DI-UMONS : Dépôt institutionnel de l’université de Mons

Recherche transversale
(titres de publication, de périodique et noms de colloque inclus)
2016-02-26 - Article/Dans un journal avec peer-review - Anglais - 8 page(s)

Lantoine Joséphine , Grevesse Thomas, Villers Agnès , Delhaye Geoffrey, Versaevel Marie, Mohammed Danahe , Bruyere Céline , Alaimo Laura , Lacour Stéphanie, Ris Laurence , Gabriele Sylvain , "Matrix stiffness modulates formation and activity of neuronal networks of controlled architectures" in Biomaterials, 89, 14-24

  • Edition : Butterworth Heinemann, Oxford (United Kingdom)
  • Codes CREF : Physico-chimie générale (DI1320), Biophysique (DI3113)
  • Unités de recherche UMONS : Laboratoire Interfaces et Fluides complexes (S885)
  • Instituts UMONS : Institut des Biosciences (Biosciences)
Texte intégral :

Abstract(s) :
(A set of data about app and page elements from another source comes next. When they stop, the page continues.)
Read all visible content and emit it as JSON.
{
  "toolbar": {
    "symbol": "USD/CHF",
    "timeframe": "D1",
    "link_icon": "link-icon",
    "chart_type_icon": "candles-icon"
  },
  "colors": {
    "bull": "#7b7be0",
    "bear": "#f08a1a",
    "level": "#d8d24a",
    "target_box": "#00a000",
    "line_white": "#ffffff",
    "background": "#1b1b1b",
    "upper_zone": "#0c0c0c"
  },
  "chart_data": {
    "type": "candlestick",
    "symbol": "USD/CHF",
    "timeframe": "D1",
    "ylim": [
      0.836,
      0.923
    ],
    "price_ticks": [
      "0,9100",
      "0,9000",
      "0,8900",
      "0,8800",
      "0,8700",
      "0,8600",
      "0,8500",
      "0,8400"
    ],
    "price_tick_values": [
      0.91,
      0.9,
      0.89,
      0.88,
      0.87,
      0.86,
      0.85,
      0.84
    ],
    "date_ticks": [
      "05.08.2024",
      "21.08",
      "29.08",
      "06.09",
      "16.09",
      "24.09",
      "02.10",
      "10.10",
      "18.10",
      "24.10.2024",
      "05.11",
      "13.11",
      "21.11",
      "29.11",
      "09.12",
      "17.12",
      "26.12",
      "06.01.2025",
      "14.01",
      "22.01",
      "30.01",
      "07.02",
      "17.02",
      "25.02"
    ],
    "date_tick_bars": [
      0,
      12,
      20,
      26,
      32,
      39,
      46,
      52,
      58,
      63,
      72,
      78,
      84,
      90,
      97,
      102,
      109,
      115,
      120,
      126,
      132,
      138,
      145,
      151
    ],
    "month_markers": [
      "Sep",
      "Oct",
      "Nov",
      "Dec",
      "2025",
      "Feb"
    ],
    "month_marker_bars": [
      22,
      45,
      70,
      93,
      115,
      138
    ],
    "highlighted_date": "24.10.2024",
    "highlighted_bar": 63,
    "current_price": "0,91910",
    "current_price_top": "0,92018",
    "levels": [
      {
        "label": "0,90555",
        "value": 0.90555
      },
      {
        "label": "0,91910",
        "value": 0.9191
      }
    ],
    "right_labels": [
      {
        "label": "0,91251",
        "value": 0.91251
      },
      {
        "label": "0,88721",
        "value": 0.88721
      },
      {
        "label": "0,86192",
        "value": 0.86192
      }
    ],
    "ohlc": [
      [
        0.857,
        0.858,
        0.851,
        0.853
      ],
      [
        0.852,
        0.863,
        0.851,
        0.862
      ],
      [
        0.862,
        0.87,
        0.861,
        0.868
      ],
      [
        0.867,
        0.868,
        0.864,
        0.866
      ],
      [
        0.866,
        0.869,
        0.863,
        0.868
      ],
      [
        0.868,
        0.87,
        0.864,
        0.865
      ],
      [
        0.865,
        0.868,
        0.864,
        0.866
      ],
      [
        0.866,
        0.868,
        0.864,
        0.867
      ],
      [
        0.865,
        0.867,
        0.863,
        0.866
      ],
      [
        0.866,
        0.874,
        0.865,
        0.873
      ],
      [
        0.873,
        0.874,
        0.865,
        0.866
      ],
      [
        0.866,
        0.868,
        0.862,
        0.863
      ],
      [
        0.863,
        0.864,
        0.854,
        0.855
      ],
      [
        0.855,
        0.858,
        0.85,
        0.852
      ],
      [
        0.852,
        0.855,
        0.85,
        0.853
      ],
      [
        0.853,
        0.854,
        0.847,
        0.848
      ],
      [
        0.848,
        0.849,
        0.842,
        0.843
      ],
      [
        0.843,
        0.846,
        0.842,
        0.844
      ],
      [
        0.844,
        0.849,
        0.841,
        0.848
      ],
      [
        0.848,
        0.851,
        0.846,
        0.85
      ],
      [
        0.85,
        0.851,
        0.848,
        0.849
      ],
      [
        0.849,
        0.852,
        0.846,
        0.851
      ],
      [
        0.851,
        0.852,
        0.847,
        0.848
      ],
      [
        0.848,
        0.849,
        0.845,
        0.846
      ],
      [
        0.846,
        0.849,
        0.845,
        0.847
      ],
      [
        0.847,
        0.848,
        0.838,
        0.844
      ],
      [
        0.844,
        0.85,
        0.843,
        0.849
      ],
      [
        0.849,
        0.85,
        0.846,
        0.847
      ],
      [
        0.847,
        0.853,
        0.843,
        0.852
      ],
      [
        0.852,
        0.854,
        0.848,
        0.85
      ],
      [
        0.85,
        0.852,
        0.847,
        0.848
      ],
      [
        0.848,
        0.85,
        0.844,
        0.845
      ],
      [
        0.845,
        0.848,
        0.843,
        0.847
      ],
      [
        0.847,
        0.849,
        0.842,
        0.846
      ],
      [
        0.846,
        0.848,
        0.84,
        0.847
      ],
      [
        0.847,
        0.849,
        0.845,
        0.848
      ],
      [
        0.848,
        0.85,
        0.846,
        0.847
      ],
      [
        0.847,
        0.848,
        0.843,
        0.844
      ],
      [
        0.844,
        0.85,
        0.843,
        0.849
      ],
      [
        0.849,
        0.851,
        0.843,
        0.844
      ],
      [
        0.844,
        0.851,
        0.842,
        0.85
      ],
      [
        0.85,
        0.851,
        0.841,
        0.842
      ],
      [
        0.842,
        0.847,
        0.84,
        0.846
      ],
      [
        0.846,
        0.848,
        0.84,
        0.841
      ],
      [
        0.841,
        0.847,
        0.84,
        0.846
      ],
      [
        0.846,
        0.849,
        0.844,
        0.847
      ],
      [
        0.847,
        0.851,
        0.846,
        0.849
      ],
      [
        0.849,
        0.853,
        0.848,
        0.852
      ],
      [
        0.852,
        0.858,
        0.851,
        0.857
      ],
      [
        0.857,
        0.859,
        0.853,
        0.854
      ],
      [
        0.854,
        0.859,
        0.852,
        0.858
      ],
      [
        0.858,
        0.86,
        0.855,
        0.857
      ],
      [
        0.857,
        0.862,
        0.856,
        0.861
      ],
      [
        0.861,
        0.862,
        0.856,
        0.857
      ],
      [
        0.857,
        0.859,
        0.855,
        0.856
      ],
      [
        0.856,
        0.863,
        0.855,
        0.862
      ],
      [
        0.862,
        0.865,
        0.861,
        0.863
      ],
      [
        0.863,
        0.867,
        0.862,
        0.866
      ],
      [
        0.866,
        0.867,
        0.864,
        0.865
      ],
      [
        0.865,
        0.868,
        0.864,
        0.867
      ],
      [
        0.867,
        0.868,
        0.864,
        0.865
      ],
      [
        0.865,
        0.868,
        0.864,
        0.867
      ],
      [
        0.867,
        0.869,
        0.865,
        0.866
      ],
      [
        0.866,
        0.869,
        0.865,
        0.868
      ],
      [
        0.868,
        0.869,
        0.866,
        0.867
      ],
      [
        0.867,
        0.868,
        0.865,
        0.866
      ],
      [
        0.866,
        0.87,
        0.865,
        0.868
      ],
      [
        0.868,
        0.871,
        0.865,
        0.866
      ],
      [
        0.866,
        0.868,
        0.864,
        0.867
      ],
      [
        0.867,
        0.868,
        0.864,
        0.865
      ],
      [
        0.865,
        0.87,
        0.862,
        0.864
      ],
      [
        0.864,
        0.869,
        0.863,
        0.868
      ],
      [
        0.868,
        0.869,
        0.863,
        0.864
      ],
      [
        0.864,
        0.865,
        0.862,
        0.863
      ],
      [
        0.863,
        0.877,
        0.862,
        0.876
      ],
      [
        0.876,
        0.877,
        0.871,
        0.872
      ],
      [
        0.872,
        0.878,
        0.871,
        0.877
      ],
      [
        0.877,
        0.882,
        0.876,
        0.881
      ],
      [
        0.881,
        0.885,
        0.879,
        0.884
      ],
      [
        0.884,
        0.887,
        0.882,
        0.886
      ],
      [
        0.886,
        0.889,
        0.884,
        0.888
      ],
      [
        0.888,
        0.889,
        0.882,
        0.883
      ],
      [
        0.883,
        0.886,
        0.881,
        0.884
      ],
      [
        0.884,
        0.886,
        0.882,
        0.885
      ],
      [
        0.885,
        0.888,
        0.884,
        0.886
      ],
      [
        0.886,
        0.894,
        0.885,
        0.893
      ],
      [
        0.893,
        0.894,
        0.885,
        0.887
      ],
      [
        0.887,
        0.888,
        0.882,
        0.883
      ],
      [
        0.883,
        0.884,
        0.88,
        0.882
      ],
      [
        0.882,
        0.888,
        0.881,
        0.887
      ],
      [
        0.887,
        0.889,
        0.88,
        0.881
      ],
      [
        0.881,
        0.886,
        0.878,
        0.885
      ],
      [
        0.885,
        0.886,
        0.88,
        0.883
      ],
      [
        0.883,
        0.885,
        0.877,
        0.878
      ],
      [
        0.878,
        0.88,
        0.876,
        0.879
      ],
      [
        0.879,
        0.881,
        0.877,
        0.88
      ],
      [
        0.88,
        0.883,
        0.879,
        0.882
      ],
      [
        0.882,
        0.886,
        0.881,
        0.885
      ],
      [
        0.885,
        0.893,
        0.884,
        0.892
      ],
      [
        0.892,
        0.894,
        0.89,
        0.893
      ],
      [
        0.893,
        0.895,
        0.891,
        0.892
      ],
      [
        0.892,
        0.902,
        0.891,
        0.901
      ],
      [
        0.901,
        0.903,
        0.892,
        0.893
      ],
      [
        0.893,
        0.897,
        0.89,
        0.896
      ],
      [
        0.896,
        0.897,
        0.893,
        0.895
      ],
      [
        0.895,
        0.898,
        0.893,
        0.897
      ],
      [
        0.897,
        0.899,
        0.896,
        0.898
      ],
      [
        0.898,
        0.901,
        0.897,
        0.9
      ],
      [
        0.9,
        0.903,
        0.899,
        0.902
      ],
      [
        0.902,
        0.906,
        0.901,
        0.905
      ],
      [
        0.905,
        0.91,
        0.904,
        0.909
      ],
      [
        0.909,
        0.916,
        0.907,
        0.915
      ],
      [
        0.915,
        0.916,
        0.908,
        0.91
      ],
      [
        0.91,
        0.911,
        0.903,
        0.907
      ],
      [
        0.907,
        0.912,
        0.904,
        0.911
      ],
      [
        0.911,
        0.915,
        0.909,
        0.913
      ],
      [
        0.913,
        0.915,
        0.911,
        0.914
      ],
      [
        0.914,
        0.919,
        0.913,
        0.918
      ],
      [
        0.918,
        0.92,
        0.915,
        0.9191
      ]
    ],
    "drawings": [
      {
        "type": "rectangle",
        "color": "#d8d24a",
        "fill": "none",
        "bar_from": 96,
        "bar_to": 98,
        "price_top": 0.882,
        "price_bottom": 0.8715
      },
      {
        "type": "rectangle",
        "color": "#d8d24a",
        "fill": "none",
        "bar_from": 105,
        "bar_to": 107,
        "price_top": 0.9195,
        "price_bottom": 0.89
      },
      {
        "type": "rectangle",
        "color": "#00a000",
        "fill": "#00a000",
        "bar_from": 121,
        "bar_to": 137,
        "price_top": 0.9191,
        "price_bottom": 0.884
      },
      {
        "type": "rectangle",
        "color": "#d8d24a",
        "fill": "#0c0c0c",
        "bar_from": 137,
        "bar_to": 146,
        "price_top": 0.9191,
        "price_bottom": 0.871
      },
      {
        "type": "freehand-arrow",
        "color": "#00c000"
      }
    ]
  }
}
(Anglais) The ability to construct easily in vitro networks of primary neurons organized with imposed topologies is required for neural tissue engineering as well as for the development of neuronal interfaces with desirable characteristics. However, accumulating evidence suggests that the mechanical properties of the culture matrix can modulate important neuronal functions such as growth, extension, branching and activity. Here we designed robust and reproducible laminin-polylysine grid micropatterns on cell culture substrates that have similar biochemical properties but a 100-fold difference in Young's modulus to investigate the role of the matrix rigidity on the formation and activity of cortical neuronal networks. We found that cell bodies of primary cortical neurons gradually accumulate in circular islands, whereas axonal extensions spread on linear tracks to connect circular islands. Our findings indicate that migration of cortical neurons is enhanced on soft substrates, leading to a faster formation of neuronal networks. Furthermore, the pre-synaptic density was two times higher on stiff substrates and consistently the number of action potentials and miniature synaptic currents was enhanced on stiff substrates. Taken together, our results provide compelling evidence to indicate that matrix stiffness is a key parameter to modulate the growth dynamics, synaptic density and electrophysiological activity of cortical neuronal networks, thus providing useful information on scaffold design for neural tissue engineering.